This. Is. Me.

Brandon A. Jackson, St. Louis Park


Lack of middle ground relates to a willful lack of understanding

Recently, a friend posted on Facebook that she hates partisan politics and says “the answers are in the middle.” An Oct. 11 letter writer speaks of a “huge middle group that simply want the bickering … to end.” But another letter writer says the homeless encampment problem can’t be solved in a week because “most of the campers are addicts/alcoholics … these people have made poor choices, and, sadly, choices have very real consequences.” That letter writer goes on to say she has “earned every one of her ‘luxuries’ by getting up daily to work a job for 10 to 12 hours.” Similarly, a friend complained during Barack Obama’s presidency that “we’ve HAD it!” (Which I never understood. She’s tired of living in a beautiful southwest Minneapolis neighborhood house, then traveling to Florida for the winter?)

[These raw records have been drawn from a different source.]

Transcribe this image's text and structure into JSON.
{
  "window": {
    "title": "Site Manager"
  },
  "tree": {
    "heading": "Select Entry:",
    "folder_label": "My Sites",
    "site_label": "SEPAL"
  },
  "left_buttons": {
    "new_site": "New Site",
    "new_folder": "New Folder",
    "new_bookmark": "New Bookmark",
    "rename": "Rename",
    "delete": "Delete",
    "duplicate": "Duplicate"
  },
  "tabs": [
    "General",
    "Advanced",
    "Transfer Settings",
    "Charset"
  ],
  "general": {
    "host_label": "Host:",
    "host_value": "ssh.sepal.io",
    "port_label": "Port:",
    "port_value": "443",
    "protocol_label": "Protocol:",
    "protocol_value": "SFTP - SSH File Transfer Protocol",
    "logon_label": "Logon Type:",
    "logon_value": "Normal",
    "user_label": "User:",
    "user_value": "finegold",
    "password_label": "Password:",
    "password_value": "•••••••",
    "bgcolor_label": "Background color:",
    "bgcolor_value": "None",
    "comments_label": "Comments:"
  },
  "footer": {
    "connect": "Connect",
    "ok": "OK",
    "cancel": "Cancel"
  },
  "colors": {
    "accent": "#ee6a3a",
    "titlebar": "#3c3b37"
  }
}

I think the reason we don’t have much of a political “middle ground” really comes down to a lack of understanding. I think many of us will never really know just what the very poor/homeless have gone through in their lives. We assume if we had been raised in the same way, we somehow would have risen above all the challenges. I do recognize that many success stories involve coming from a poor family and hard work. But many of us don’t recognize the boost we received from our upbringing, our parents’ support, our social status or the color of our skin.

I have no idea how to find middle ground. But I do believe it has to start with all of us learning more about the people who are not making it in today’s American society. We can all grow in compassion and understanding, and then I think we will all more naturally come to the middle and work together to make this country a better place for all of us.

Sandra Boes O’Brien, Minneapolis


You’re wasting your resources, you prevaricating, initialized trolls

A note to all PACs, super PACs, the RNCC and the DCCC: Although they must be very expensive, I want you to know that on my trip from the mailbox to the house, the glossy political postcards become recycled waste, not allowed in the house. When your ads appear on TV, the TV is muted. I don’t read or hear your one-sided accusations, misquotes and misinformation! What I’d really like to hear and read would be the candidates themselves talking about how they will work with others to serve the common good and not some lockstep party ideology! And to think our elected public servants just can’t find money to make sure everyone has the necessities of life — i.e., health care coverage, housing, jobs and dignity. Where are your priorities?

Betsy Vanselow, Champlin